|Book Review: ‘Attack on Orleans: The World War I Submarine Raid on Cape Cod’|
|Written by Heather Bailey|
Ask most people what was the only place on American soil that was fired upon during the first World War and they will most likely look at you with a blank stare. Surely they must be referring to World War II and somewhere out in the middle of the Pacific Ocean, far from the crowded shores of the U.S. East Coast. However ask someone from the outer parts of Cape Cod and you might just get a different answer. Lucky for us, native Cape Codder Jake Klim has chronicled the arrival of a German U-boat off the shores of Nauset Beach, located on the outermost part of the Cape's elbow. His book “Attack on Orleans, The World War I Submarine Raid on Cape Cod” tells a story that is little known but still a rather significant event in U.S. naval history.
The book illuminates events that occurred on a sultry Sunday morning, July 21, 1918. Most Americans were aware of the new German technology known as U-boats that were responsible for sinking allied ships throughout the North Sea and Eastern Atlantic for much of the war. It didn't seem possible at the time they could build those hulking steel submarines with enough range to actually make the transatlantic journey, but Klim's book sheds light on that innovation as well as many other capabilities these early submarines had, making them formidable weapons during the war.

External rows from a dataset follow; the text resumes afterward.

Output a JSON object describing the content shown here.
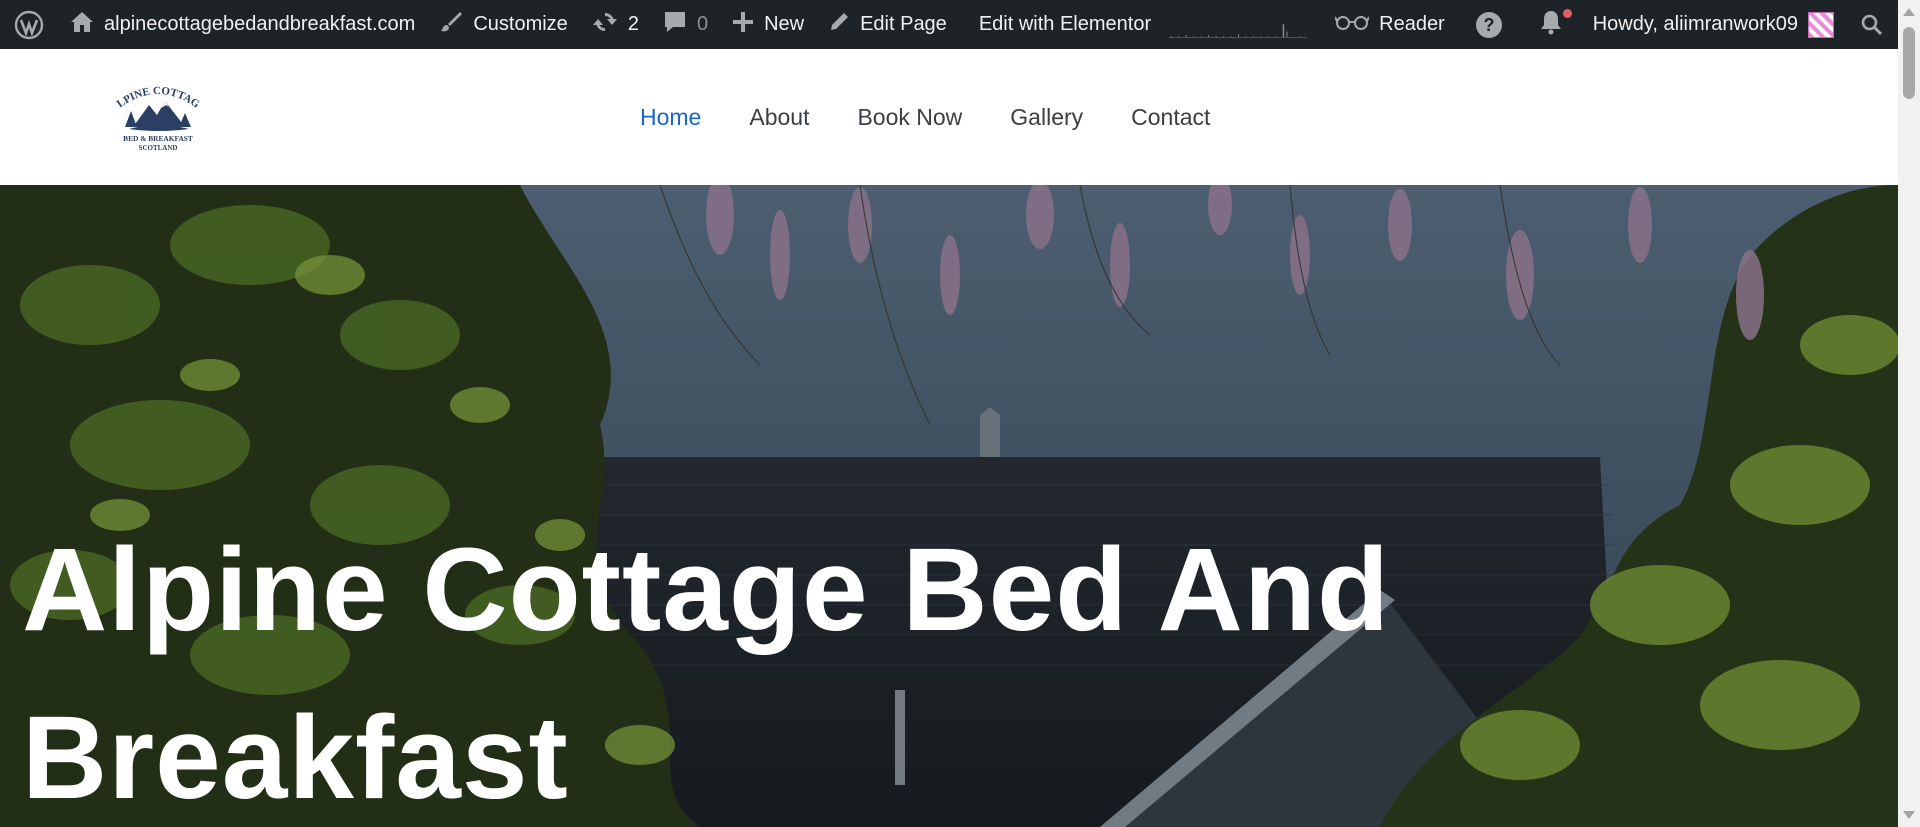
{
  "admin_bar": {
    "site_name": "alpinecottagebedandbreakfast.com",
    "customize": "Customize",
    "updates_count": "2",
    "comments_count": "0",
    "new_label": "New",
    "edit_page": "Edit Page",
    "edit_with_elementor": "Edit with Elementor",
    "reader": "Reader",
    "howdy": "Howdy, aliimranwork09",
    "icons": [
      "wordpress-logo-icon",
      "home-icon",
      "brush-icon",
      "refresh-icon",
      "comment-icon",
      "plus-icon",
      "pencil-icon",
      "glasses-icon",
      "help-icon",
      "bell-icon",
      "search-icon"
    ]
  },
  "header": {
    "logo_alt": "Alpine Cottage Bed & Breakfast Scotland",
    "logo_lines": [
      "ALPINE COTTAGE",
      "BED & BREAKFAST",
      "SCOTLAND"
    ],
    "nav": [
      {
        "label": "Home",
        "active": true
      },
      {
        "label": "About",
        "active": false
      },
      {
        "label": "Book Now",
        "active": false
      },
      {
        "label": "Gallery",
        "active": false
      },
      {
        "label": "Contact",
        "active": false
      }
    ]
  },
  "hero": {
    "title_line1": "Alpine Cottage Bed And",
    "title_line2": "Breakfast"
  },
  "colors": {
    "admin_bar_bg": "#1d2327",
    "nav_active": "#1a66c8",
    "nav_text": "#3a3f45",
    "logo_navy": "#2b3f63"
  }
}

The book does not simply cover the morning of the attack, which lasted approximately 2.5 hours, but delves briefly into the lives of the people who played a significant role in the battle. Klim introduces us to Robert Pierce, who ran Lifesaving Station #40 out on Nauset Beach and was responsible for saving the families on the Perth Amboy and the other tugboats that were attacked that fateful day. We also learn about Eric Lingard, who was one of the earliest Navy fighter pilots based at the new Chatham Naval Air Station and how he played a critical role in attempting to turn the tide in the attack on Nauset Beach. We are introduced to a whole host of men and women, ranging from other military personnel stationed in Chatham to the families and mates on the tugboats, to the Orleans residents who were both bystanders and first responders. There are a large number of historical photographs, many from the collection of noted Orleans historian William P. Quinn, that lend faces to these brave men and women, who were the only Americans to face foreign invaders on U.S. soil during the first great war.
It is easy for us as American citizens to take a back seat to the many conflicts our country is involved in because they rarely come close enough to home to make us acutely aware of them. For the summer cottage owners on the bluff we now call Nauset Heights that humid July morning, the war hit very close to home. Jake Klim's “Attack on Orleans” relates an important piece of U.S. history that is little known and reminds us that we were vulnerable then and we still are today.